Work item: Below are records. Copy every line with "description" in it.

Input records:
★ ★ ★ ★ ★
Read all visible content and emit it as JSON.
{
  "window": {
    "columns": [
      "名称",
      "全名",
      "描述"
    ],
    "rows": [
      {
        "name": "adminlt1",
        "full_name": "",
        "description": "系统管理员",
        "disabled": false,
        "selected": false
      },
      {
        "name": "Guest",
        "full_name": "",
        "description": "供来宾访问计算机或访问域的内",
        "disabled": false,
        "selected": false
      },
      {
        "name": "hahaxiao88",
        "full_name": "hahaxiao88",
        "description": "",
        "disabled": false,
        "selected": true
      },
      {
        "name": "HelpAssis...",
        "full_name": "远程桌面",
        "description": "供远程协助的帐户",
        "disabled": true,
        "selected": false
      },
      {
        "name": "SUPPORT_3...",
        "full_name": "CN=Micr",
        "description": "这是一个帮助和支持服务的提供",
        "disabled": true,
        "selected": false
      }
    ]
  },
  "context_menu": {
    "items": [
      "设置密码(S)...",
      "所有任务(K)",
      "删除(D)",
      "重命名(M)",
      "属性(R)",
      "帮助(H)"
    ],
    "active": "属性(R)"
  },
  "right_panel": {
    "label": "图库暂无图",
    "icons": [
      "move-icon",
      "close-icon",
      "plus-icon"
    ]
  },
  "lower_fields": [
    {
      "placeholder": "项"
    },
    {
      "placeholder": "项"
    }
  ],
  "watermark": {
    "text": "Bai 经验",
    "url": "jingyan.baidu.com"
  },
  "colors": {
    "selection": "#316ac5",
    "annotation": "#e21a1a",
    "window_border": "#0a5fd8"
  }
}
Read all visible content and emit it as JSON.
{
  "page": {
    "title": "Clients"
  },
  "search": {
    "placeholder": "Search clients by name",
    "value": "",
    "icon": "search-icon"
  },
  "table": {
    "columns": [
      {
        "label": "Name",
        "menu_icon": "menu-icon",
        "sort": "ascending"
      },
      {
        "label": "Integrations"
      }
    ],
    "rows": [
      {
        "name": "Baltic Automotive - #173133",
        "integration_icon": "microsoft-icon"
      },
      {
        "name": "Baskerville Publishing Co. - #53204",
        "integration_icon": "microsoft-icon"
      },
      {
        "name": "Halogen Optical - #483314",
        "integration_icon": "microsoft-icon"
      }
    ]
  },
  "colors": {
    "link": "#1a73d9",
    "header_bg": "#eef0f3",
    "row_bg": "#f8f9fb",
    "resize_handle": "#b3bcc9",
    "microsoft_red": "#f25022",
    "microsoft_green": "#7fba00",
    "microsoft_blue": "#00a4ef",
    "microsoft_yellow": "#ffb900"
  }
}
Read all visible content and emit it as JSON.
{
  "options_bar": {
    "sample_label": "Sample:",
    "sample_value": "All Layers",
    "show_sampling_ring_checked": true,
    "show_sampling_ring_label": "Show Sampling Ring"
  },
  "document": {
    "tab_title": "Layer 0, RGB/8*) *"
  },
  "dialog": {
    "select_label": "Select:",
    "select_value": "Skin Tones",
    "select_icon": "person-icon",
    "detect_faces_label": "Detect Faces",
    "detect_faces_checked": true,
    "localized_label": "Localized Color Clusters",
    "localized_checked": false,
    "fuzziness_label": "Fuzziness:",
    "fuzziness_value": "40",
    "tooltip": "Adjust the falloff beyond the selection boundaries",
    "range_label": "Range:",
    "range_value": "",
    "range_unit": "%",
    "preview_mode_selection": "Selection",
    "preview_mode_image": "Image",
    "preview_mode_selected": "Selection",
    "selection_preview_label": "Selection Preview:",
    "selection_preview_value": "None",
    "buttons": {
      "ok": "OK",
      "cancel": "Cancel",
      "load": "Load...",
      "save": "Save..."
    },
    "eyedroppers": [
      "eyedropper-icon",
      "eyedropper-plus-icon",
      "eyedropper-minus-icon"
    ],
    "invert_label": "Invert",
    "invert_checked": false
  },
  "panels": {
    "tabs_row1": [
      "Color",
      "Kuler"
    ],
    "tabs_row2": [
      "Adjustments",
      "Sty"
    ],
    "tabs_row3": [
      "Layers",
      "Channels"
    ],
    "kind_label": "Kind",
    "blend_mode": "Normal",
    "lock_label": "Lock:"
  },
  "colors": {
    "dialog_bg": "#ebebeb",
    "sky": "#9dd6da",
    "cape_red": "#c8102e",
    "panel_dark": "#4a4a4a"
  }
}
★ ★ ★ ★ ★
Result of this task:
        "description": "系统管理员",
        "description": "供来宾访问计算机或访问域的内",
        "description": "",
        "description": "供远程协助的帐户",
        "description": "这是一个帮助和支持服务的提供",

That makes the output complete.